Any person who is considered Perfect Man conjoins with the name of YHWH; there is no intermediary between them. And this is the esoteric meaning (sod) of “Let us make man in Our image.” He is called adam amiti because he is near the First Cause.
• In a now classic article, “The Marriage of Wisdom and Method”, Marco Pallis gives an intimate view of Tibetan Buddhism and its particular approach to the relation between doctrine and the spiritual way.
Orthodoxy (not pharisaism) can speak to orthodoxy; neither heterodoxy nor a diluted faith is able to speak effectively to anyone. Contemplative intelligence, the “eye of the heart”, can render all forms transparent, including one’s own form; it does not do away with those forms—indeed far from it—nor does it encourage, in the name of so-called charity, an attitude of intellectual flabbiness as deadly to mutual understanding as it is to faith.
• After our recent Cambridge event, Michael Sugich has kindly contributed some excerpts of his vivid Signs on the Horizons, a memoir full of insights into the recent decades and the contemporary living tradition of Sufism across the Muslim world.
• Finally, in a rich talk on the metaphysics of aesthetics in the Islamic tradition, Reza Shah-Kazemi interprets and develops the Prophetic saying “God is beautiful and He loves beauty.” This audio recording, made possible by the Prince’s School for Traditional Arts, includes a particularly illuminating question and answer session at the end.

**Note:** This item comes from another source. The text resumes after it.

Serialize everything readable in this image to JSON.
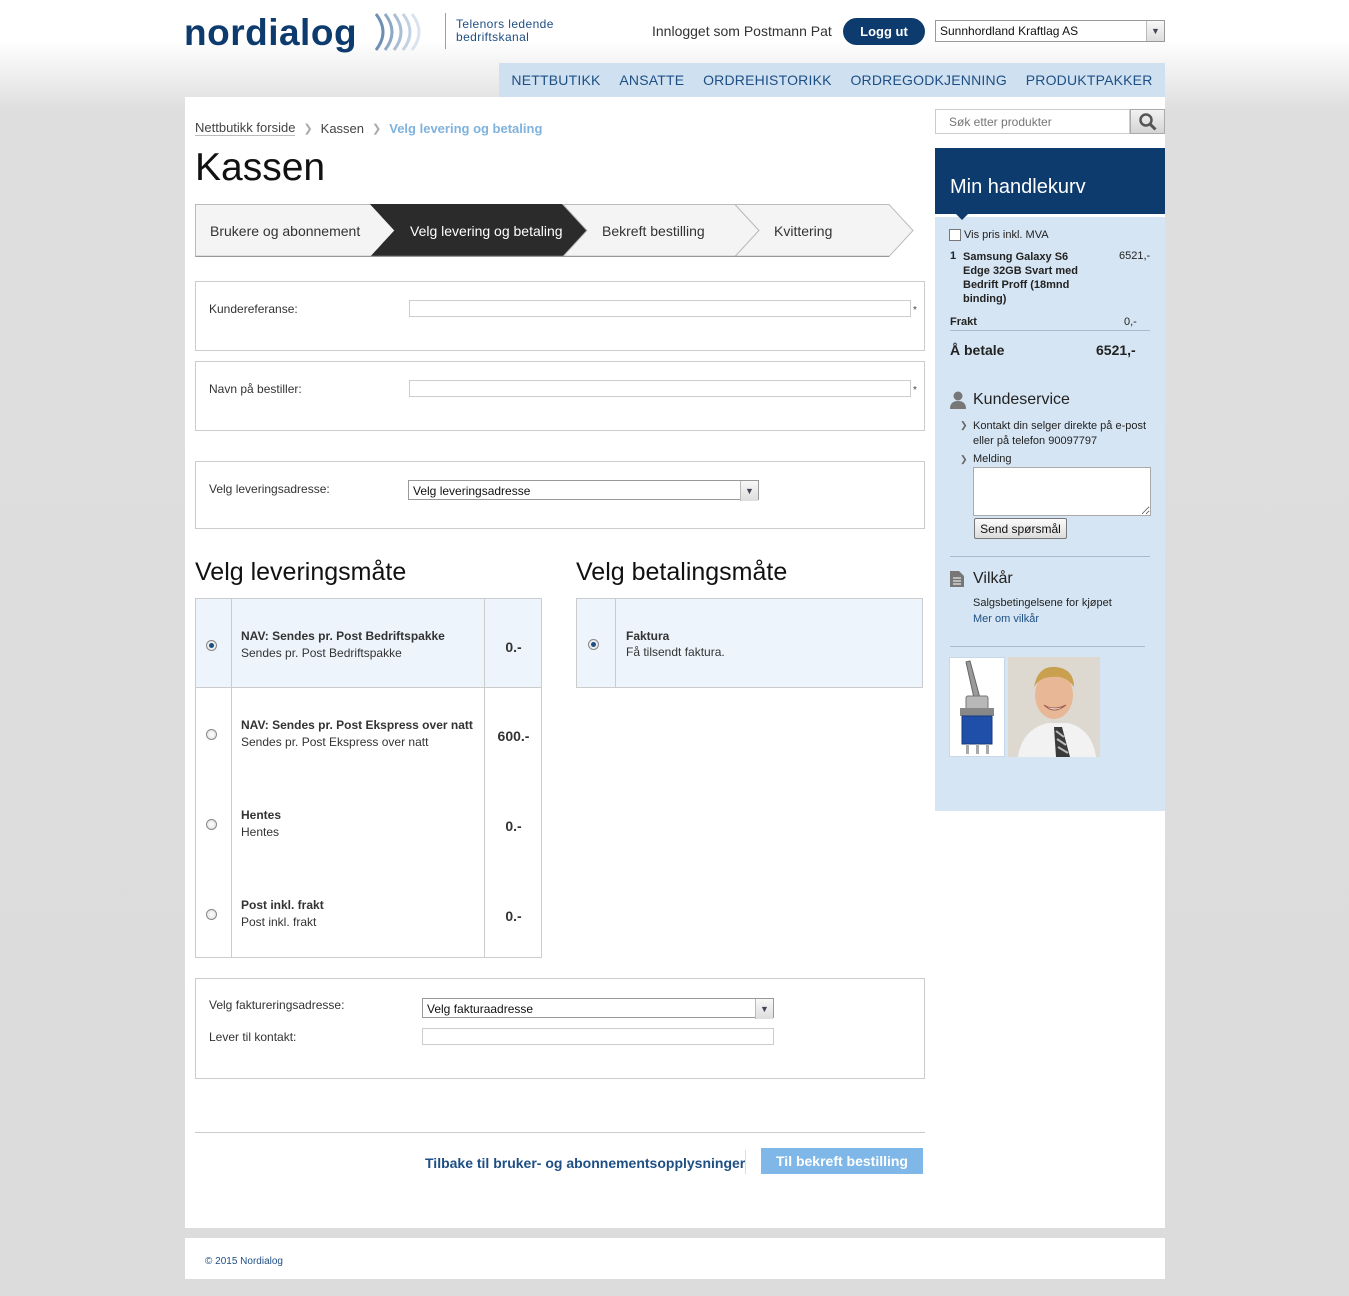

God is not only beautiful by nature; He is continuously overflowing with beauty, just as the sun ceaselessly radiates and illuminates by its very nature. This Beauty is cast into the mirrors of creation, which thereby display the innumerable, kaleidoscopic expressions of this One and Only Beauty.